+++ Supplied records
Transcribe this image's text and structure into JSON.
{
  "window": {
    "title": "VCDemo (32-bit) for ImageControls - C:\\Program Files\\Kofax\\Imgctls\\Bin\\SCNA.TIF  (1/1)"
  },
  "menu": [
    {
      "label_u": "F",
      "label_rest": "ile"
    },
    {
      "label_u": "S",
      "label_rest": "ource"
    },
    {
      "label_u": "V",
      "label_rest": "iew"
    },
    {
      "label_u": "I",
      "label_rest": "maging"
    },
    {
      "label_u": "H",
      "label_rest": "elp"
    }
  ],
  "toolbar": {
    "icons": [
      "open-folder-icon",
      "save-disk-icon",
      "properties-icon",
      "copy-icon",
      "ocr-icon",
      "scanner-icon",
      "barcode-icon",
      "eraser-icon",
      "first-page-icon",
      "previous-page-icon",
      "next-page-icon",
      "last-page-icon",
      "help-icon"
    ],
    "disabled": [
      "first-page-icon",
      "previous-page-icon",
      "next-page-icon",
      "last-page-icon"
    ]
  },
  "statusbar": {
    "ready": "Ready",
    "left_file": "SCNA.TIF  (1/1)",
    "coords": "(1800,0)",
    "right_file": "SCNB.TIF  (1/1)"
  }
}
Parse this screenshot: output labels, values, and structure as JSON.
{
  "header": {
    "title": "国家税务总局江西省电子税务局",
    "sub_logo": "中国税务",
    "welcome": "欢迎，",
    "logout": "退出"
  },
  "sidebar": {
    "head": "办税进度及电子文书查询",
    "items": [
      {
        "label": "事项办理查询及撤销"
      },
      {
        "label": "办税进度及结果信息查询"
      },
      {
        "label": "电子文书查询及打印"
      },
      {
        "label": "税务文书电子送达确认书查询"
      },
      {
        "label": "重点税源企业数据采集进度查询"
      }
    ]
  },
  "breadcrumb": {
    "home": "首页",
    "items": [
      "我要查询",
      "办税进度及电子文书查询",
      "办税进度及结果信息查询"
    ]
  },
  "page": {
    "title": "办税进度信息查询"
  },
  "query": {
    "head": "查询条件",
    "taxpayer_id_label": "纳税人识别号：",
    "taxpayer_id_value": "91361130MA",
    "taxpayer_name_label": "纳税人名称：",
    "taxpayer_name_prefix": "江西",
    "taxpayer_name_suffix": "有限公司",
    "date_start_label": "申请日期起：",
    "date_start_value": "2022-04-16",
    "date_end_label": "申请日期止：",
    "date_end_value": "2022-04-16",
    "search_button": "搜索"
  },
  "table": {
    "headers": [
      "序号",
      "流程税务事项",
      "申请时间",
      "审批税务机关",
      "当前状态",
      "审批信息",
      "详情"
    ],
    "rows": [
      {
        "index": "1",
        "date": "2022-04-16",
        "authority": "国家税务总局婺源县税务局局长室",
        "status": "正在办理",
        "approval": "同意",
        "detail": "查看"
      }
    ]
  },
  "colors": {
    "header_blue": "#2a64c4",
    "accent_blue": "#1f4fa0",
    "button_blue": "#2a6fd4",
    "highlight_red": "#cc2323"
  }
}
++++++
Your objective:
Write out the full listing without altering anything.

Exercise solution:
Transcribe this image's text and structure into JSON.
{
  "window": {
    "title": "VCDemo (32-bit) for ImageControls - C:\\Program Files\\Kofax\\Imgctls\\Bin\\SCNA.TIF  (1/1)"
  },
  "menu": [
    {
      "label_u": "F",
      "label_rest": "ile"
    },
    {
      "label_u": "S",
      "label_rest": "ource"
    },
    {
      "label_u": "V",
      "label_rest": "iew"
    },
    {
      "label_u": "I",
      "label_rest": "maging"
    },
    {
      "label_u": "H",
      "label_rest": "elp"
    }
  ],
  "toolbar": {
    "icons": [
      "open-folder-icon",
      "save-disk-icon",
      "properties-icon",
      "copy-icon",
      "ocr-icon",
      "scanner-icon",
      "barcode-icon",
      "eraser-icon",
      "first-page-icon",
      "previous-page-icon",
      "next-page-icon",
      "last-page-icon",
      "help-icon"
    ],
    "disabled": [
      "first-page-icon",
      "previous-page-icon",
      "next-page-icon",
      "last-page-icon"
    ]
  },
  "statusbar": {
    "ready": "Ready",
    "left_file": "SCNA.TIF  (1/1)",
    "coords": "(1800,0)",
    "right_file": "SCNB.TIF  (1/1)"
  }
}
Parse this screenshot: output labels, values, and structure as JSON.
{
  "header": {
    "title": "国家税务总局江西省电子税务局",
    "sub_logo": "中国税务",
    "welcome": "欢迎，",
    "logout": "退出"
  },
  "sidebar": {
    "head": "办税进度及电子文书查询",
    "items": [
      {
        "label": "事项办理查询及撤销"
      },
      {
        "label": "办税进度及结果信息查询"
      },
      {
        "label": "电子文书查询及打印"
      },
      {
        "label": "税务文书电子送达确认书查询"
      },
      {
        "label": "重点税源企业数据采集进度查询"
      }
    ]
  },
  "breadcrumb": {
    "home": "首页",
    "items": [
      "我要查询",
      "办税进度及电子文书查询",
      "办税进度及结果信息查询"
    ]
  },
  "page": {
    "title": "办税进度信息查询"
  },
  "query": {
    "head": "查询条件",
    "taxpayer_id_label": "纳税人识别号：",
    "taxpayer_id_value": "91361130MA",
    "taxpayer_name_label": "纳税人名称：",
    "taxpayer_name_prefix": "江西",
    "taxpayer_name_suffix": "有限公司",
    "date_start_label": "申请日期起：",
    "date_start_value": "2022-04-16",
    "date_end_label": "申请日期止：",
    "date_end_value": "2022-04-16",
    "search_button": "搜索"
  },
  "table": {
    "headers": [
      "序号",
      "流程税务事项",
      "申请时间",
      "审批税务机关",
      "当前状态",
      "审批信息",
      "详情"
    ],
    "rows": [
      {
        "index": "1",
        "date": "2022-04-16",
        "authority": "国家税务总局婺源县税务局局长室",
        "status": "正在办理",
        "approval": "同意",
        "detail": "查看"
      }
    ]
  },
  "colors": {
    "header_blue": "#2a64c4",
    "accent_blue": "#1f4fa0",
    "button_blue": "#2a6fd4",
    "highlight_red": "#cc2323"
  }
}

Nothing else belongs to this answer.